The letter notes that Mr. Kennedy “will receive a retainer of $2,500” and describes the investigation of the incident and Plaintiffs' counsel's impressions of the case. (Doc. # 156-2 at 1). Notably, Plaintiffs' counsel indicates in the letter to Mr. Kennedy: “I have read through the various reports and the transcript of the deposition, but I do not believe they provide any plausible explanation for what happened. I also have a hard time reconciling them with the descriptions made by my client. Unfortunately, we have not yet been able to locate or obtain statements from those employees actually involved in the occurrence.” (Doc. # 156-2 at 2). The letter also poses a number of questions to Mr. Kennedy, such as “If the hose was on, and spewing out fire, would that be a reason why the hose did not sustain further damage?” (Doc. # 156-2 at 3).
In the e-mail communication, counsel for Plaintiffs indicates to Mr. Kennedy that counsel is in the process of preparing a response to Defendant's motion for summary judgment, and the e-mail requests that Mr. Kennedy assist by reviewing an affidavit. (Doc. # 156-3).
Defendant does not contend that the Communications are not work product. Thus, the Court need not decide that question.
Mr. Comras is counsel for Plaintiffs, and Mr. Knight is counsel for Defendant.
The facts of this case, in which counsel for Plaintiffs directly authorized the disclosure of the Communications to the adversary, do not require an analysis of the law of inadvertent disclosure of privileged documents. However, were this Court to apply the multi-factor approach for evaluating waiver due to inadvertent disclosure, as described in Ray v. Cutter Laboratories, 746 F.Supp. 86, 88 (M.D.Fla.1990), requiring consideration of “(1) the reasonableness of the precautions to prevent inadvertent disclosure; (2) the time taken to rectify the error; (3) the scope of the discovery; (4) the extent of the disclosure; and (5) the overriding issue of fairness,” this Court would arrive at the same conclusion: that waiver has occurred.
“The decisions of the United States Court of Appeals for the Fifth Circuit ... as that court existed on September 30, 1981, handed down by that court prior to the close of business on that date shall be binding precedent in the Eleventh Circuit.” Bonner v. Prichard,
611 F.2d 1206 (11th Cir.1981).

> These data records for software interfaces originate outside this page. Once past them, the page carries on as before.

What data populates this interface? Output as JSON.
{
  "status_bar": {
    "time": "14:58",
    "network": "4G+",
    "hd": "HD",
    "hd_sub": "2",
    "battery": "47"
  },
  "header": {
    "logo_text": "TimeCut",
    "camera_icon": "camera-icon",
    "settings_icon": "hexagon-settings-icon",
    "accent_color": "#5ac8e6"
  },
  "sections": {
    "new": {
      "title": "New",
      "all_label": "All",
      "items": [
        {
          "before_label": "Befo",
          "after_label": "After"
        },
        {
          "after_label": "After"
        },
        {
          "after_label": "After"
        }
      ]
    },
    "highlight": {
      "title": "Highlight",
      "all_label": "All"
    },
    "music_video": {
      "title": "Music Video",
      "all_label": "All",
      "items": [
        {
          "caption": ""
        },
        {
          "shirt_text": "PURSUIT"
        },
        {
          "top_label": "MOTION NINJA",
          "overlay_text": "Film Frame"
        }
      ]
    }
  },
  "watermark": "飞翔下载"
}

The court further explained, “ ‘Proper preparation of a client's case demands that he assemble information, sift what he considers to be the relevant from the irrelevant facts, prepare his legal theories and plan his strategy without undue and needless interference.’ A disclosure made in the pursuit of such trial preparation, and not inconsistent with maintaining secrecy against opponents, should be allowed without waiver of the privilege.” AT & T,
642 F.2d 1299 (citing Hickman, 329 U.S. at 511). In the present case, however, the Communications were furnished to the opponent.
At this point, Plaintiffs have not asserted other grounds for excluding the substance of the Communications, such as that the Communications are irrelevant or that the documents are unduly prejudicial. See
Fed.R.Evid. 801, 403.
End of Document.